NEW DELHI :
India’s factory output rose to a seven-month high of 4.5% in February, before the government imposed a nationwide lockdown in March that has crippled normal economic activity.
Mining and manufacturing grew at 10% and 3.2%, respectively during the month, while electricity generation rose 8.1%. Data released earlier showed India’s eight infrastructure sectors which contribute over 40% of the Index of Industrial Production (IIP) touched an 11-month high of 5.5% in February.
Poor show by leading indicators for March such as manufacturing Purchasing Managers’ Index (PMI), goods and services tax collections and auto sales confirm that the coronavirus outbreak has upended an incipient recovery in the Indian economy.
During February, contraction in capital goods (-9.7%) and consumer durables (-6.4%) further deepened, signalling investment intentions and consumer demand were sluggish even prior to the lockdown.

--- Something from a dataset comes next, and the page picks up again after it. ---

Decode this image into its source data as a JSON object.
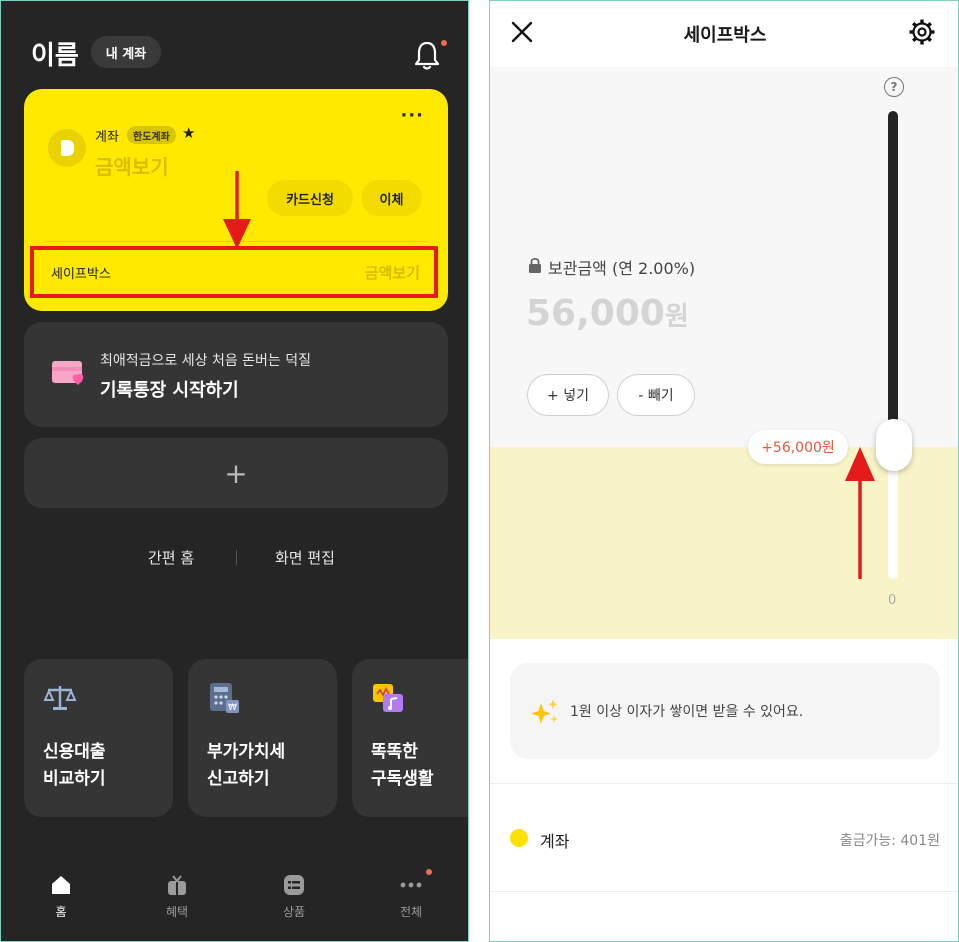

The items that registered the steepest rise in February include active pharmaceutical ingredients; fragrances and oil essentials; mild steel slabs; ship building parts; and steel pipes and tubes, while the items that dragged down growth the most include soya bean oil; bars and rods of alloy and stainless steel; electric and non-electric meters; printed circuit boards; and axle.
Aditi Nayar, principal economist at Icra Ratings said factory output recorded a broad-based and sharper-than-expected pickup in February, suggesting that some parts of the economy were on the path of a gradual revival prior to the escalation of the covid-19 outbreak. “However, the solace provided by this is hollow, as social distancing and lockdowns are likely to result in a considerable industrial contraction in March, particularly in manufacturing and electricity, which would likely intensify in April,” she added.
At a meeting with Opposition leaders on Tuesday, Prime Minister Narendra Modi had hinted that the 21-day lockdown may be extended further, given the rising number of covid-19 cases in the country.
Rajani Sinha, chief economist at property consultancy Knight Frank India said even after the lockdown is lifted, demand for consumer discretionary items will take time to recover given the poor consumer sentiments in the midst of job losses and pay cuts. “Capital goods demand will also remain weak as businesses will be wary of capex in these uncertain times,” she added.
Most economists now expect the economy to miss the 5% gross domestic product (GDP) growth forecast by National Statistical Organization for FY20. Goldman Sachs on Wednesday projected the bleakest FY21 growth forecast for India at 1.6%, holding that the spread of the covid-19, announcements of the nationwide shutdown, social distancing measures and fears among consumers and businesses may lead to a significant contraction in economic activity. Fitch Ratings and Icra have pegged India’s FY21 growth at 2% while S&P and Moody’s have projected a growth of 3.5% and 2.5% respectively.
Finance minister Nirmala Sitharaman has rolled out a ₹1.7 trillion relief package, in an attempt to limit the economic damage caused by the pandemic and tackle loss of livelihood of millions of poor hit by the unprecedented lockdown.